Justin Shorter/Instagram (jshortz_6)

OL Nick Broeker

Nick has never been Broeken. A true injury-free prospect.

DB Alex Austin

Austin is another prospect with a pristine injury history. He only missed one game this past season for an undisclosed injury.

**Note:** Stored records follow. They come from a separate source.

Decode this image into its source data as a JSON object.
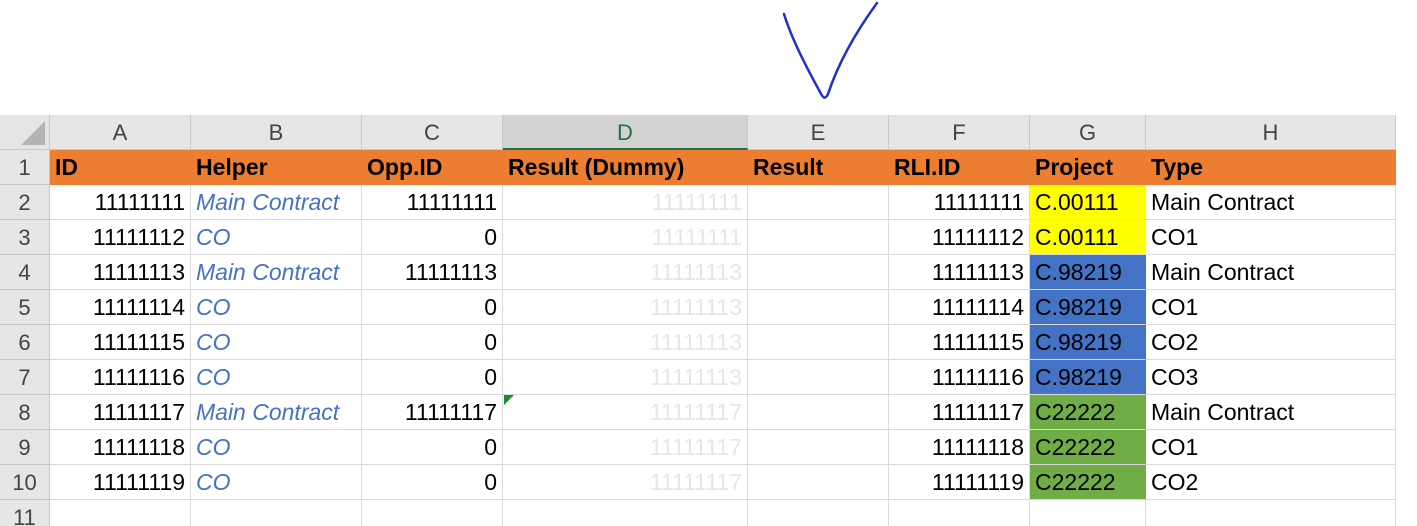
{
  "columns": [
    "A",
    "B",
    "C",
    "D",
    "E",
    "F",
    "G",
    "H"
  ],
  "selected_column": "D",
  "header_row": {
    "row_number": "1",
    "cells": [
      "ID",
      "Helper",
      "Opp.ID",
      "Result (Dummy)",
      "Result",
      "RLI.ID",
      "Project",
      "Type"
    ]
  },
  "rows": [
    {
      "row_number": "2",
      "id": "11111111",
      "helper": "Main Contract",
      "opp_id": "11111111",
      "result_dummy": "11111111",
      "result": "",
      "rli_id": "11111111",
      "project": "C.00111",
      "type": "Main Contract"
    },
    {
      "row_number": "3",
      "id": "11111112",
      "helper": "CO",
      "opp_id": "0",
      "result_dummy": "11111111",
      "result": "",
      "rli_id": "11111112",
      "project": "C.00111",
      "type": "CO1"
    },
    {
      "row_number": "4",
      "id": "11111113",
      "helper": "Main Contract",
      "opp_id": "11111113",
      "result_dummy": "11111113",
      "result": "",
      "rli_id": "11111113",
      "project": "C.98219",
      "type": "Main Contract"
    },
    {
      "row_number": "5",
      "id": "11111114",
      "helper": "CO",
      "opp_id": "0",
      "result_dummy": "11111113",
      "result": "",
      "rli_id": "11111114",
      "project": "C.98219",
      "type": "CO1"
    },
    {
      "row_number": "6",
      "id": "11111115",
      "helper": "CO",
      "opp_id": "0",
      "result_dummy": "11111113",
      "result": "",
      "rli_id": "11111115",
      "project": "C.98219",
      "type": "CO2"
    },
    {
      "row_number": "7",
      "id": "11111116",
      "helper": "CO",
      "opp_id": "0",
      "result_dummy": "11111113",
      "result": "",
      "rli_id": "11111116",
      "project": "C.98219",
      "type": "CO3"
    },
    {
      "row_number": "8",
      "id": "11111117",
      "helper": "Main Contract",
      "opp_id": "11111117",
      "result_dummy": "11111117",
      "result": "",
      "rli_id": "11111117",
      "project": "C22222",
      "type": "Main Contract"
    },
    {
      "row_number": "9",
      "id": "11111118",
      "helper": "CO",
      "opp_id": "0",
      "result_dummy": "11111117",
      "result": "",
      "rli_id": "11111118",
      "project": "C22222",
      "type": "CO1"
    },
    {
      "row_number": "10",
      "id": "11111119",
      "helper": "CO",
      "opp_id": "0",
      "result_dummy": "11111117",
      "result": "",
      "rli_id": "11111119",
      "project": "C22222",
      "type": "CO2"
    }
  ],
  "empty_row": {
    "row_number": "11"
  },
  "colors": {
    "header_fill": "#ed7d31",
    "project_yellow": "#ffff00",
    "project_blue": "#4472c4",
    "project_green": "#70ad47",
    "helper_text": "#4472c4",
    "dummy_text": "#e6e6e6",
    "annotation_ink": "#1f2fd0"
  },
  "annotation": {
    "icon": "hand-drawn-down-arrow-icon"
  }
}
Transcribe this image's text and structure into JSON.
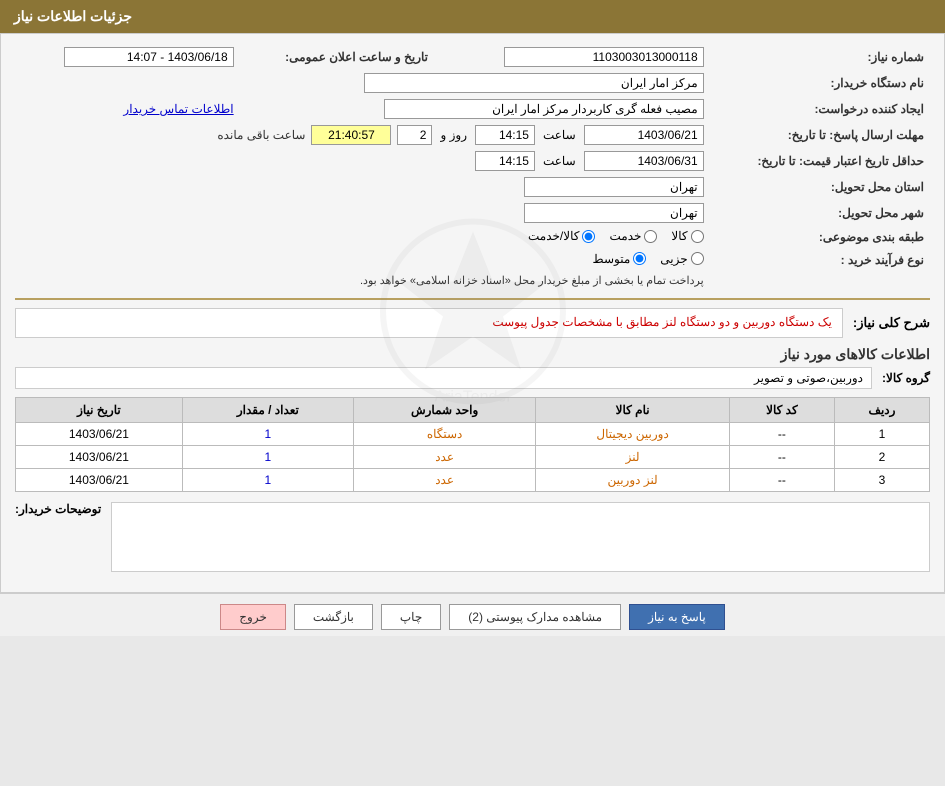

  1. Lynch TS, Saltzman MD, Ghodasra JH, Bilimoria KY, Bowen MK, Nuber GW. Acromioclavicular joint injuries in the National Football League: epidemiology and management. Am J Sports Med. 2013 Dec; 41 (12): 2904-8. doi: 10.1177/0363546513504284. Epub 2013, Sep 20. PMID: 24057030.
  2. Logan CA, Murphy CP, Sanchez A, Dornan GJ, Whalen JM, Price MD, Bradley JP, LaPrade RF, Provencher MT. Medial Collateral Ligament Injuries Identified at the National Football League Scouting Combine: Assessment of Epidemiological Characteristics, Imaging Findings, and Initial Career Performance. Orthop J Sports Med. 2018, Jul 30; 6 (7): 2325967118787182. doi: 10.1177/2325967118787182. PMID: 30083562; PMCID: PMC6066829.
  3. Ménétrey J, Putman S, Gard S. Return to sport after patellar dislocation or following surgery for patellofemoral instability. Knee Surg Sports Traumatol Arthrosc. 2014, Oct; 22 (10): 2320-6. doi: 10.1007/s00167-014-3172-5. Epub2014 Jul 22. PMID: 25047793; PMCID: PMC4169614.

Featured Image: AP Photo/Phelan M. Ebenhack